Directions for this task: State the number of lines below in which the word "icon" appears. Nothing else belongs in the answer.

Information:
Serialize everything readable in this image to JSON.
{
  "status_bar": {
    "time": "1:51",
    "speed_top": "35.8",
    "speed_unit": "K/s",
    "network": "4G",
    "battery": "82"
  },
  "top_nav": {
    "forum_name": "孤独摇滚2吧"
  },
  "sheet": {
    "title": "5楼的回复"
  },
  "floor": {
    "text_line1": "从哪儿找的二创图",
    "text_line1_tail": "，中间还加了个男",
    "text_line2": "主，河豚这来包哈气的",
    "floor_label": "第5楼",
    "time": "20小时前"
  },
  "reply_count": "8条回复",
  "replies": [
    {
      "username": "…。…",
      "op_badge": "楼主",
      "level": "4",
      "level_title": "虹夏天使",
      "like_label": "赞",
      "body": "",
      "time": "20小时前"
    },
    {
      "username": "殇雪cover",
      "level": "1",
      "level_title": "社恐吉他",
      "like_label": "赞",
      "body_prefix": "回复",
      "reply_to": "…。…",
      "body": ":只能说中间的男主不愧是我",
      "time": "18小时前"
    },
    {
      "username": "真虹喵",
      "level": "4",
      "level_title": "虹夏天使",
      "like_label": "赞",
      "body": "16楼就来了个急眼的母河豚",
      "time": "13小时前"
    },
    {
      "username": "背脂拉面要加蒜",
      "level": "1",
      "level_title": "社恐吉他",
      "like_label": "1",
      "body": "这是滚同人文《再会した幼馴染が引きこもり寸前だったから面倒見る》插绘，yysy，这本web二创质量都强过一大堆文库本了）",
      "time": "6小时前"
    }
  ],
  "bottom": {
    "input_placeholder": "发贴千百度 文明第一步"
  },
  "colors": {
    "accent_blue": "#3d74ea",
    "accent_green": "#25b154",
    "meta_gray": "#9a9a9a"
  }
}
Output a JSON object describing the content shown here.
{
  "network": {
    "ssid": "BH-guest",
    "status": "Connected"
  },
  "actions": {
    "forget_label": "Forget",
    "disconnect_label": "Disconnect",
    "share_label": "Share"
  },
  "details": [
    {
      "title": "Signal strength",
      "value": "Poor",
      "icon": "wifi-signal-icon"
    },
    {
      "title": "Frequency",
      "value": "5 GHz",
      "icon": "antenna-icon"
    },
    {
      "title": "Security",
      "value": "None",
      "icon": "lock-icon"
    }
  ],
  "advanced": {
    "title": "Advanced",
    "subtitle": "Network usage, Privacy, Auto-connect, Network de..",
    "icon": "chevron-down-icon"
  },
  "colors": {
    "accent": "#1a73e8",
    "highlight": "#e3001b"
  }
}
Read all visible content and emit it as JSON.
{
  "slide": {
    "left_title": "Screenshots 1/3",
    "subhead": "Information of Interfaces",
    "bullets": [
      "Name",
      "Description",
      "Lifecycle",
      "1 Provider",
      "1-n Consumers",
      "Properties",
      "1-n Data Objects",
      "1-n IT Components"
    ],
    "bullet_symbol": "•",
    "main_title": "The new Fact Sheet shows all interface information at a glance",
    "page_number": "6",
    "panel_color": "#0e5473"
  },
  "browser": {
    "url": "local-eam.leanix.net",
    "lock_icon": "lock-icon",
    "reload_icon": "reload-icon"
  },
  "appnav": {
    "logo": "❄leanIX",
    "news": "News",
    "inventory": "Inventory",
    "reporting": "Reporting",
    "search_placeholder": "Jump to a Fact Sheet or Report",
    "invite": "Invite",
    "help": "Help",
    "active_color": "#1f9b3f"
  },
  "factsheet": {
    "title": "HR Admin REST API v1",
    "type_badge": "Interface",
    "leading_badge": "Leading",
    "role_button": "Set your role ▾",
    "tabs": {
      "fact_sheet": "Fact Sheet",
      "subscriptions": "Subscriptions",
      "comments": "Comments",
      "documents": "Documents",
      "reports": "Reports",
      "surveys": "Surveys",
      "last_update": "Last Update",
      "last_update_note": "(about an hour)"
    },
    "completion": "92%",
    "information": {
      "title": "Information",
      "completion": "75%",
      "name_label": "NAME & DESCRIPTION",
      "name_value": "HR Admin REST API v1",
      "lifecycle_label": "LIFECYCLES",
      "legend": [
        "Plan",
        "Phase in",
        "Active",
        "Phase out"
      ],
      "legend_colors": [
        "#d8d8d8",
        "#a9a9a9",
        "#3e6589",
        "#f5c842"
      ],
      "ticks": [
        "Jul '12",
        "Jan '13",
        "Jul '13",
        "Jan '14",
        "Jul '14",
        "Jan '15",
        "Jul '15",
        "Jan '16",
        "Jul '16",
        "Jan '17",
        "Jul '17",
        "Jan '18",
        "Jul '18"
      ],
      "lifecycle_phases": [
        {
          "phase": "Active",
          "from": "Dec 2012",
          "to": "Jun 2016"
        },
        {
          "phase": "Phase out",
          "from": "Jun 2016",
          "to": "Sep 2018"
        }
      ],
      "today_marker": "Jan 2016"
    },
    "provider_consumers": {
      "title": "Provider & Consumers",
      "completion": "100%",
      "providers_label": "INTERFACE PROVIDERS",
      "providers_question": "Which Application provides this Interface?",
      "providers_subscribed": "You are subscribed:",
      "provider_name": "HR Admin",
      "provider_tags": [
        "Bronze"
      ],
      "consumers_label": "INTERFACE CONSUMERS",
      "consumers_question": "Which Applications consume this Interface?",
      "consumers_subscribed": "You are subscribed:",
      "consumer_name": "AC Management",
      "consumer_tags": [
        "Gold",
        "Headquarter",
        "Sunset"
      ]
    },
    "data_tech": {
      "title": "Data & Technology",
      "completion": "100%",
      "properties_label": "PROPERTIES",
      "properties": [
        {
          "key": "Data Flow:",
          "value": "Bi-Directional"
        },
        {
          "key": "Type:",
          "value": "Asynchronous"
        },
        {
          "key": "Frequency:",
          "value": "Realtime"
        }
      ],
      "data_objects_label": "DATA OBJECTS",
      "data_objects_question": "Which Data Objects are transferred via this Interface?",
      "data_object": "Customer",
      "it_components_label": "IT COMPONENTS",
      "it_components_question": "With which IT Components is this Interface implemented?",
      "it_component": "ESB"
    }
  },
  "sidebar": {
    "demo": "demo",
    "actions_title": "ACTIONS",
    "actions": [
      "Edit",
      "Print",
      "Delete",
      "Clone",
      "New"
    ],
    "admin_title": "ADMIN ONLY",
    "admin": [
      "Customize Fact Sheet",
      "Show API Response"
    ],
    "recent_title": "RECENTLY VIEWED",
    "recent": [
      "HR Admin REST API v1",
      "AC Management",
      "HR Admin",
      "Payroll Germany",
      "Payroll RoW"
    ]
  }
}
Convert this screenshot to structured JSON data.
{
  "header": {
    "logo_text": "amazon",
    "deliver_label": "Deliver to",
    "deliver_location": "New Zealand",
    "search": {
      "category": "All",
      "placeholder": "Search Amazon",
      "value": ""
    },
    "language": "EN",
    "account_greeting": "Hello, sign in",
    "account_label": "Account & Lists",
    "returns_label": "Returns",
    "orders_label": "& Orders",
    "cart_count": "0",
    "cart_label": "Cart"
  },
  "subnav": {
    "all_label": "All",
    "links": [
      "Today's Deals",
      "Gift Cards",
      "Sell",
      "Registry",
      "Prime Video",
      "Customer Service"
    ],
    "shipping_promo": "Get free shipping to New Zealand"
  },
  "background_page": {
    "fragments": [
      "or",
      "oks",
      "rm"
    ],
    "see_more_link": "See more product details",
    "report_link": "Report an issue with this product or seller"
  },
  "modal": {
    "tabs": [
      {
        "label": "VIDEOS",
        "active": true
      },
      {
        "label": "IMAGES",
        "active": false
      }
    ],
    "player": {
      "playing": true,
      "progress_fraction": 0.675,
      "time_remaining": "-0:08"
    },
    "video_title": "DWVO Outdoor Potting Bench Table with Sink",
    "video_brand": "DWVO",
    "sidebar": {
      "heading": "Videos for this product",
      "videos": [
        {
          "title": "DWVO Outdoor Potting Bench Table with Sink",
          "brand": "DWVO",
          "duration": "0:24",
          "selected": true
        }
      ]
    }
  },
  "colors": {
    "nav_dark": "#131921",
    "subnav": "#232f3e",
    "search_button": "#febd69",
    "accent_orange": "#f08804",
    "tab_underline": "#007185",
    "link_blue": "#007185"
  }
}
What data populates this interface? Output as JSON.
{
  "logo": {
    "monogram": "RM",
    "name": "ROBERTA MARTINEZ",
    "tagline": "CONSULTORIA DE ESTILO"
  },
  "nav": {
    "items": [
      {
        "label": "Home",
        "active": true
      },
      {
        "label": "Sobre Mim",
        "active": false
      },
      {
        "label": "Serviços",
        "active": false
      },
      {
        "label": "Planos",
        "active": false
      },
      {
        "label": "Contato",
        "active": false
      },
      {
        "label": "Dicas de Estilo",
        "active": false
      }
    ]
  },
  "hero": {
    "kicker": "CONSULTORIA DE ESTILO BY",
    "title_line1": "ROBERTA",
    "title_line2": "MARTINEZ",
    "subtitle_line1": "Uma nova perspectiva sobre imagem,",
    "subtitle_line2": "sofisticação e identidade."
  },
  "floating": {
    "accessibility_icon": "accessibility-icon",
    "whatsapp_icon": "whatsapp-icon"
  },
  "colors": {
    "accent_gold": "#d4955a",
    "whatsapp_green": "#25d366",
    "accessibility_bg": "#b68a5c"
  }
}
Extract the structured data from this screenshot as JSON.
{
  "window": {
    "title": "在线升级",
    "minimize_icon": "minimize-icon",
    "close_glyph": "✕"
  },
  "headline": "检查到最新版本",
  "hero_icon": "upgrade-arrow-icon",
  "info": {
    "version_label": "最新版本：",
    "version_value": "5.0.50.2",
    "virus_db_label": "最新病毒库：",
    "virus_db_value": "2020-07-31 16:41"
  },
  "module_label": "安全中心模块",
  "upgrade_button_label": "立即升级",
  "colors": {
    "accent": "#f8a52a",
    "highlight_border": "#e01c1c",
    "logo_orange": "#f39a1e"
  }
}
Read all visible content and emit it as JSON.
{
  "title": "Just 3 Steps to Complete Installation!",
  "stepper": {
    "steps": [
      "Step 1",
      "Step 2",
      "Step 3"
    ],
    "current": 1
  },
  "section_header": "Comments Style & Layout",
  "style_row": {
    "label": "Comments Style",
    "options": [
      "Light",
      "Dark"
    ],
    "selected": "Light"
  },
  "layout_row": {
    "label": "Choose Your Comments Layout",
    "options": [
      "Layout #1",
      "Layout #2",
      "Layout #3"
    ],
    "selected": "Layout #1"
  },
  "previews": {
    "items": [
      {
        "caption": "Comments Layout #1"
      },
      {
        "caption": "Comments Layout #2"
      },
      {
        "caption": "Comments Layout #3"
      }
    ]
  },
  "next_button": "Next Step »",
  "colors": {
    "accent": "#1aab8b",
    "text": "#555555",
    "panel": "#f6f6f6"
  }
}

Problem solution: 10